    Mixing it up is a way to get out of the tendency to ride the same rides all the time. Moreover, by shifting your position around often, this is good for your body as you’ll reduce the likelihood of orthopedic woes like pinched nerves, tingling fingers, or an unhappy undercarriage. If you ever find yourself bored or uncomfortable, mix it up.

  8. Fuel Properly. Nutrition is a nuanced facet of cycling, but there are some absolutes. If you don’t fuel properly, you’ll selling yourself short. A frequent complaint of “my stomach can’t handle food when exercising” is a recipe for falling short.

    No sports nutritionist in the world will recommend exercising without proper fuel. This is a matter of finding the right foods for you that are light, easy to take onboard, and won’t upset your digestion (cough cough… a shameless, but genuine recommendation: try UnTapped.

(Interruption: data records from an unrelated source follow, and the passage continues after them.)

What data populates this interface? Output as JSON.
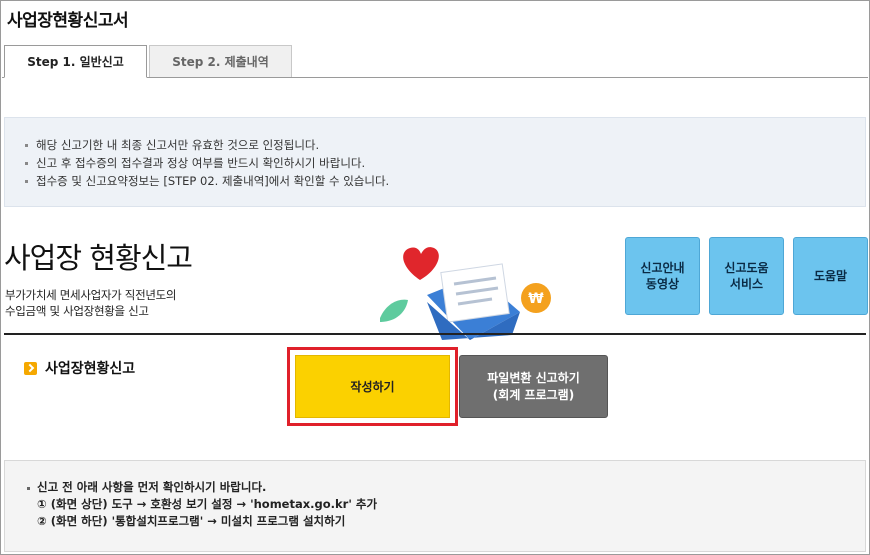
{
  "window": {
    "title": "사업장현황신고서"
  },
  "tabs": [
    {
      "label": "Step 1. 일반신고",
      "active": true
    },
    {
      "label": "Step 2. 제출내역",
      "active": false
    }
  ],
  "notice": [
    "해당 신고기한 내 최종 신고서만 유효한 것으로 인정됩니다.",
    "신고 후 접수증의 접수결과 정상 여부를 반드시 확인하시기 바랍니다.",
    "접수증 및 신고요약정보는 [STEP 02. 제출내역]에서 확인할 수 있습니다."
  ],
  "hero": {
    "title": "사업장 현황신고",
    "desc_line1": "부가가치세 면세사업자가 직전년도의",
    "desc_line2": "수입금액 및 사업장현황을 신고"
  },
  "service_buttons": [
    {
      "label": "신고안내\n동영상"
    },
    {
      "label": "신고도움\n서비스"
    },
    {
      "label": "도움말"
    }
  ],
  "section": {
    "label": "사업장현황신고",
    "write_button": "작성하기",
    "convert_button": "파일변환 신고하기\n(회계 프로그램)"
  },
  "footer": {
    "intro": "신고 전 아래 사항을 먼저 확인하시기 바랍니다.",
    "step1": "① (화면 상단) 도구 → 호환성 보기 설정 → 'hometax.go.kr' 추가",
    "step2": "② (화면 하단) '통합설치프로그램' → 미설치 프로그램 설치하기"
  },
  "colors": {
    "accent_blue": "#6cc4ee",
    "write_button": "#fbd100",
    "highlight_red": "#e0202a",
    "convert_button": "#6f6f6f"
  },
  "icons": {
    "hero": [
      "heart-icon",
      "envelope-icon",
      "leaf-icon",
      "won-coin-icon"
    ],
    "section": "arrow-bullet-icon"
  }
}
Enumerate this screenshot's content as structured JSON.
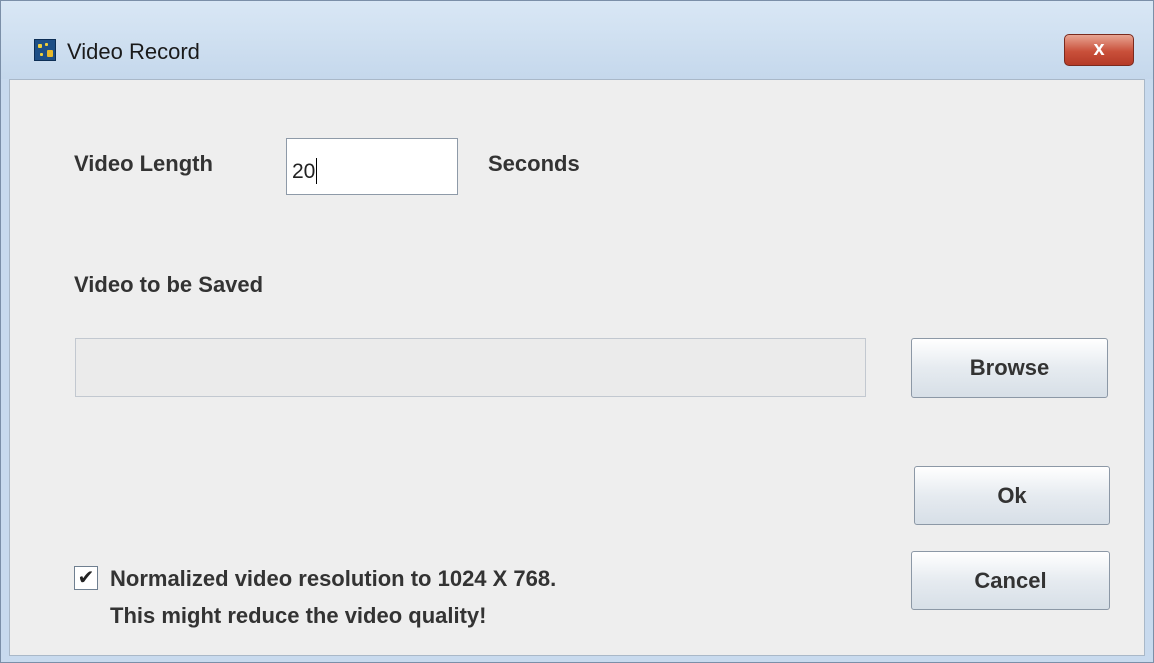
{
  "window": {
    "title": "Video Record",
    "close_symbol": "x"
  },
  "icons": {
    "app": "video-record-app-icon",
    "close": "close-icon",
    "check": "checkmark-icon"
  },
  "form": {
    "length_label": "Video Length",
    "length_value": "20",
    "length_unit": "Seconds",
    "save_label": "Video to be Saved",
    "save_path": ""
  },
  "buttons": {
    "browse": "Browse",
    "ok": "Ok",
    "cancel": "Cancel"
  },
  "normalize": {
    "checked": true,
    "check_mark": "✔",
    "line1": "Normalized video resolution to 1024 X 768.",
    "line2": "This might reduce the video quality!"
  },
  "colors": {
    "title_bar": "#c8daee",
    "content_bg": "#eeeeee",
    "close_button": "#c9503a"
  }
}
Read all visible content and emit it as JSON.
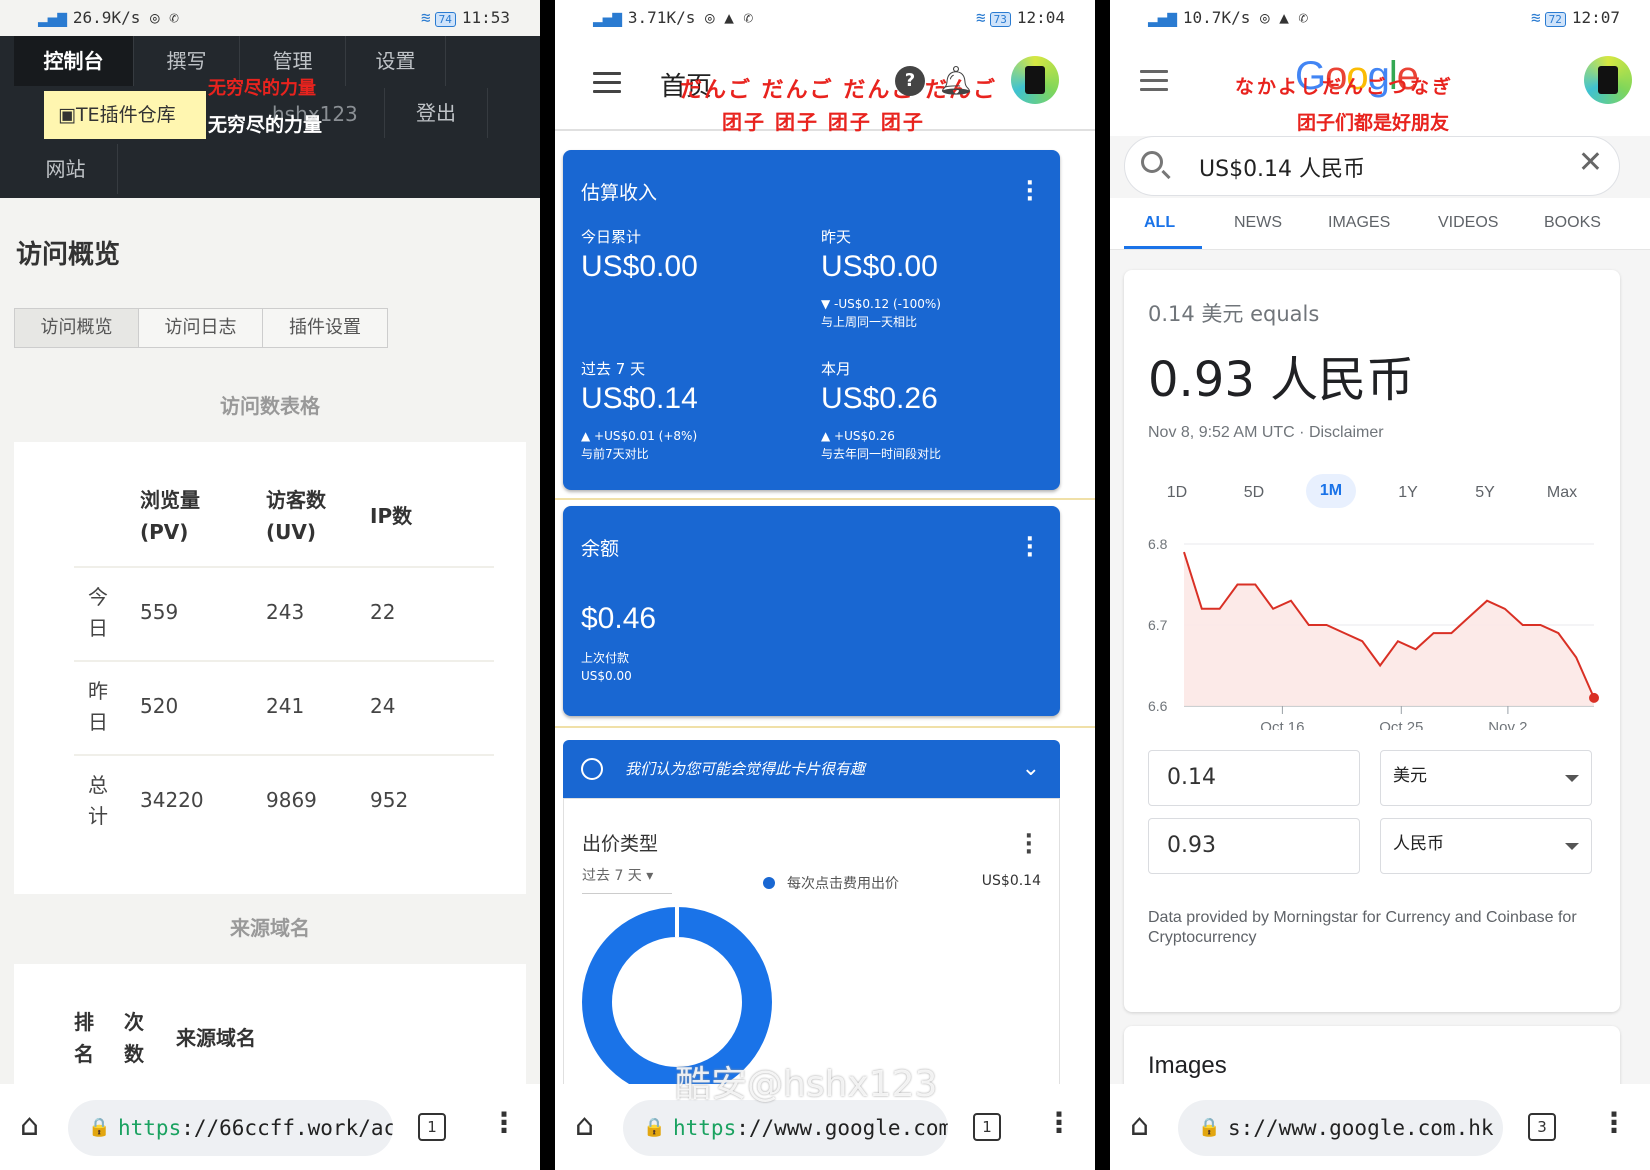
{
  "panel1": {
    "status": {
      "speed": "26.9K/s",
      "battery": "74",
      "time": "11:53"
    },
    "nav": {
      "tabs": [
        "控制台",
        "撰写",
        "管理",
        "设置"
      ],
      "te_button": "TE插件仓库",
      "overlay_red": "无穷尽的力量",
      "overlay_white": "无穷尽的力量",
      "user": "hshx123",
      "logout": "登出",
      "site": "网站"
    },
    "title": "访问概览",
    "subtabs": [
      "访问概览",
      "访问日志",
      "插件设置"
    ],
    "table_title": "访问数表格",
    "table": {
      "headers": [
        "浏览量 (PV)",
        "访客数 (UV)",
        "IP数"
      ],
      "rows": [
        {
          "label": "今日",
          "pv": "559",
          "uv": "243",
          "ip": "22"
        },
        {
          "label": "昨日",
          "pv": "520",
          "uv": "241",
          "ip": "24"
        },
        {
          "label": "总计",
          "pv": "34220",
          "uv": "9869",
          "ip": "952"
        }
      ]
    },
    "source_title": "来源域名",
    "source_headers": [
      "排名",
      "次数",
      "来源域名"
    ],
    "url_scheme": "https",
    "url_rest": "://66ccff.work/ac",
    "tab_count": "1"
  },
  "panel2": {
    "status": {
      "speed": "3.71K/s",
      "battery": "73",
      "time": "12:04"
    },
    "header_title": "首页",
    "overlay_red1": "だんご だんご だんご だんご",
    "overlay_red2": "团子 团子 团子 团子",
    "help": "?",
    "earnings": {
      "title": "估算收入",
      "today_label": "今日累计",
      "today_value": "US$0.00",
      "yesterday_label": "昨天",
      "yesterday_value": "US$0.00",
      "yesterday_delta": "▼ -US$0.12 (-100%)",
      "yesterday_cmp": "与上周同一天相比",
      "week_label": "过去 7 天",
      "week_value": "US$0.14",
      "week_delta": "▲ +US$0.01 (+8%)",
      "week_cmp": "与前7天对比",
      "month_label": "本月",
      "month_value": "US$0.26",
      "month_delta": "▲ +US$0.26",
      "month_cmp": "与去年同一时间段对比"
    },
    "balance": {
      "title": "余额",
      "value": "$0.46",
      "last_payment_label": "上次付款",
      "last_payment_value": "US$0.00"
    },
    "insight": "我们认为您可能会觉得此卡片很有趣",
    "bid": {
      "title": "出价类型",
      "range": "过去 7 天",
      "legend": "每次点击费用出价",
      "legend_value": "US$0.14"
    },
    "url_scheme": "https",
    "url_rest": "://www.google.com",
    "tab_count": "1"
  },
  "panel3": {
    "status": {
      "speed": "10.7K/s",
      "battery": "72",
      "time": "12:07"
    },
    "overlay_red1": "なかよしだんごつなぎ",
    "overlay_red2": "团子们都是好朋友",
    "search_query": "US$0.14 人民币",
    "tabs": [
      "ALL",
      "NEWS",
      "IMAGES",
      "VIDEOS",
      "BOOKS"
    ],
    "equals": "0.14 美元 equals",
    "result": "0.93 人民币",
    "meta": "Nov 8, 9:52 AM UTC · Disclaimer",
    "ranges": [
      "1D",
      "5D",
      "1M",
      "1Y",
      "5Y",
      "Max"
    ],
    "from_value": "0.14",
    "from_currency": "美元",
    "to_value": "0.93",
    "to_currency": "人民币",
    "source": "Data provided by Morningstar for Currency and Coinbase for Cryptocurrency",
    "images_title": "Images",
    "url_rest": "s://www.google.com.hk",
    "tab_count": "3"
  },
  "chart_data": {
    "type": "area",
    "yticks": [
      "6.8",
      "6.7",
      "6.6"
    ],
    "xticks": [
      "Oct 16",
      "Oct 25",
      "Nov 2"
    ],
    "ylim": [
      6.6,
      6.8
    ],
    "x": [
      0,
      1,
      2,
      3,
      4,
      5,
      6,
      7,
      8,
      9,
      10,
      11,
      12,
      13,
      14,
      15,
      16,
      17,
      18,
      19,
      20,
      21,
      22,
      23
    ],
    "values": [
      6.79,
      6.72,
      6.72,
      6.75,
      6.75,
      6.72,
      6.73,
      6.7,
      6.7,
      6.69,
      6.68,
      6.65,
      6.68,
      6.67,
      6.69,
      6.69,
      6.71,
      6.73,
      6.72,
      6.7,
      6.7,
      6.69,
      6.66,
      6.61
    ],
    "line_color": "#d93025",
    "fill_color": "#fce8e6"
  },
  "watermark": "酷安@hshx123"
}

We receive countless messages from runners – a persnickety bunch when it comes to nutrition -- who say they finally found the easy nutrition that works for them with UnTapped maple packets).

  9. Ted King
    Photo credit: Ansel Dickey

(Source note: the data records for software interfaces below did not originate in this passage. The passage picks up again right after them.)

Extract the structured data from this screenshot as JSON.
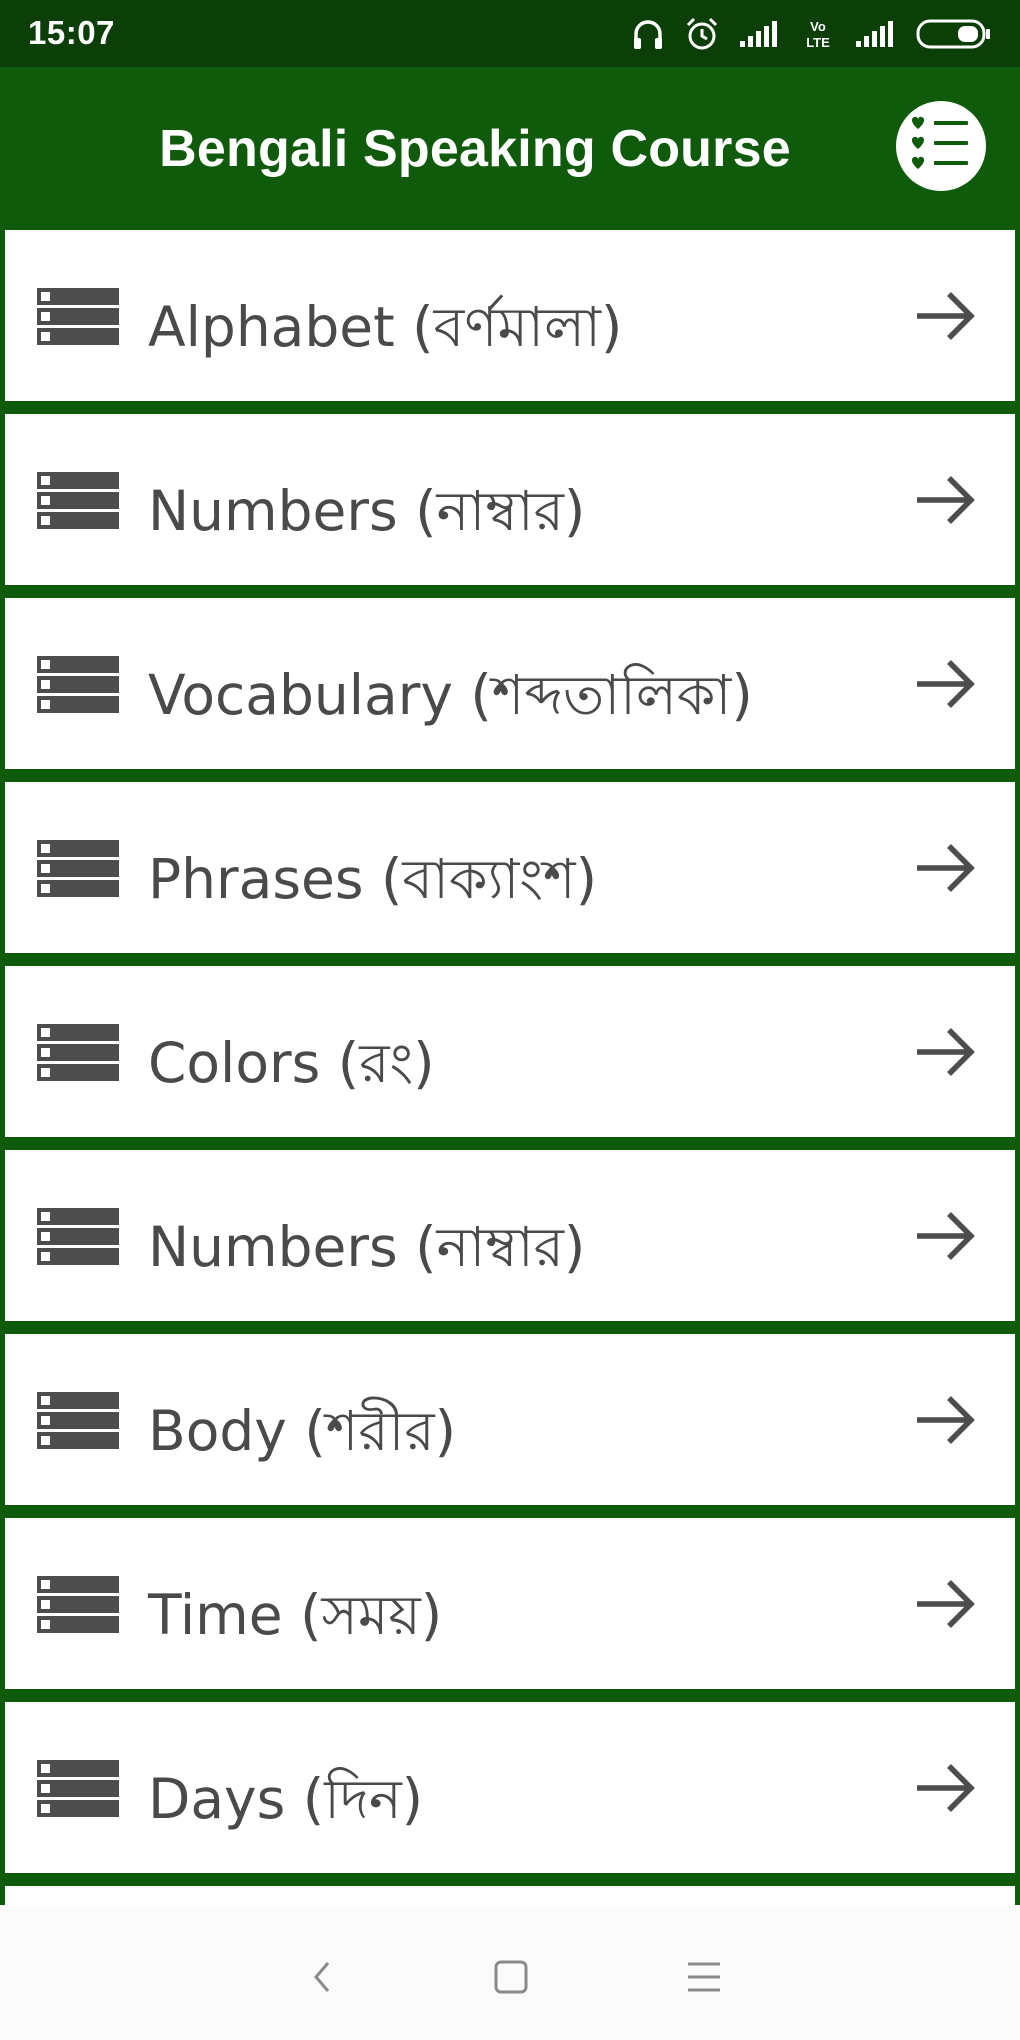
{
  "status_bar": {
    "time": "15:07",
    "icons": [
      "headphones-icon",
      "alarm-icon",
      "signal-icon",
      "volte-icon",
      "signal-icon",
      "battery-icon"
    ],
    "volte_label": "Vo LTE"
  },
  "app_bar": {
    "title": "Bengali Speaking Course",
    "menu_icon": "checklist-icon"
  },
  "list": {
    "items": [
      {
        "label": "Alphabet (বর্ণমালা)",
        "icon": "list-icon",
        "action_icon": "arrow-right-icon"
      },
      {
        "label": "Numbers (নাম্বার)",
        "icon": "list-icon",
        "action_icon": "arrow-right-icon"
      },
      {
        "label": "Vocabulary (শব্দতালিকা)",
        "icon": "list-icon",
        "action_icon": "arrow-right-icon"
      },
      {
        "label": "Phrases (বাক্যাংশ)",
        "icon": "list-icon",
        "action_icon": "arrow-right-icon"
      },
      {
        "label": "Colors (রং)",
        "icon": "list-icon",
        "action_icon": "arrow-right-icon"
      },
      {
        "label": "Numbers (নাম্বার)",
        "icon": "list-icon",
        "action_icon": "arrow-right-icon"
      },
      {
        "label": "Body (শরীর)",
        "icon": "list-icon",
        "action_icon": "arrow-right-icon"
      },
      {
        "label": "Time (সময়)",
        "icon": "list-icon",
        "action_icon": "arrow-right-icon"
      },
      {
        "label": "Days (দিন)",
        "icon": "list-icon",
        "action_icon": "arrow-right-icon"
      }
    ]
  },
  "nav_bar": {
    "buttons": [
      "back-icon",
      "home-icon",
      "recents-icon"
    ]
  },
  "colors": {
    "app_bar": "#0f5a0b",
    "status_bar": "#0b3f07",
    "item_background": "#ffffff",
    "item_text": "#4a4a4a",
    "icon": "#4d4d4d"
  }
}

  10. Maintain the hardware. Some hip cyclists say, “that’s a really nice machine you’ve got there” referring to a bike. A crisply operating bike is a fine-tuned machine, and as much as it can take a licking and keep on ticking, it also needs at least the slightest level of TLC to love you back.

    At the most basic level that means lube your chain correctly. What’s correctly? Just like goldilocks, apply a generous amount and wipe away excess. Next, pump up your tires to an appropriate level. Contemporary engineering shows that we can run tires at a considerably lower pressure without suffering a loss in speed, gaining traction and comfort. While bolts don’t spontaneously loosen, it’s a good idea to check bolts throughout now and again.

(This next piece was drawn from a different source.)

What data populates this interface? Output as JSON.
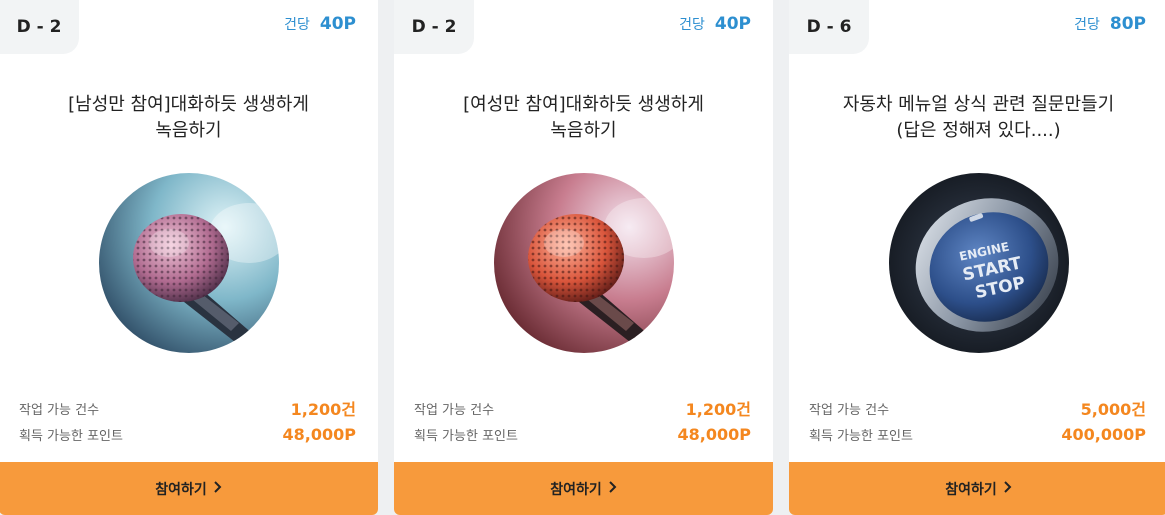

    Plus, while it’s not for everyone, there’s something you may find therapeutic about stepping into your home workshop (which some people also call their “living room”) and fixing a nagging mechanical issue all by yourself.

  11. Take a break. Taking an occasional rest day, be it during the week or general down time in the calendar year, will pay big dividends. This message is of course more geared towards folks who currently ride 6-7 days per week rather than the people who joke that they’ve been tapering for the past decade.

    I oversee a small cadre of cyclists in training, and we often have the conversation that rest is the hardest interval. A related point here is train hard, rest easy. While not all your training should be hard, per se, this goes back to tip numero uno and pedaling with purpose. For those looking for noticeable gains, train specifically and then give yourself time to rest and recover; that’s where the adaptation and benefits occur.

  12. Ted King
    Photo credit: Greg Cali

  13. Set goals.Whether it’s to ride or race a particular event, if it’s to log a certain number of hours in a season, month, or year, or if you want to hit a new threshold number, goal setting can very valuable in seeing progress in your riding. It’s a carrot to chase and fire under your bum offering an additional layer of accountability.

    Goals here are never meant to let you down; if you didn’t achieve a specific aim, then it’s time to reassess why and set a new goal (or lob up the same one) with renewed motivation. Cycling is a sport that rewards cumulative persistence and it’s made all the simpler with specific targets in mind.

  14. Ted King
    Photo credit: Ansel Dickey

  15. Have fun. Maybe everything in the above nine tips flies in the face of your riding. If so, then forget everything I said (with the exception of please ride safely to help give a good name to all cyclists on the road), and just have fun.


Welcome to Ted’s Top Ten! This is a five part series spearheaded by the King of Gravel, Ted King, as he dives into his favorite cycling topics in list form. After a ten-year career in the World Tour ranks of professional road racing, Ted thought he was hanging up his wheels and setting off towards the horizon of retirement in 2015. But his fondness for the sport of cycling was too strong and it’s like he never left! Ted is a brand ambassador, gravel cyclist, racer, advocate, and consultant on all things two-wheels.

Get social with Ted @iamtedking or head over to his website.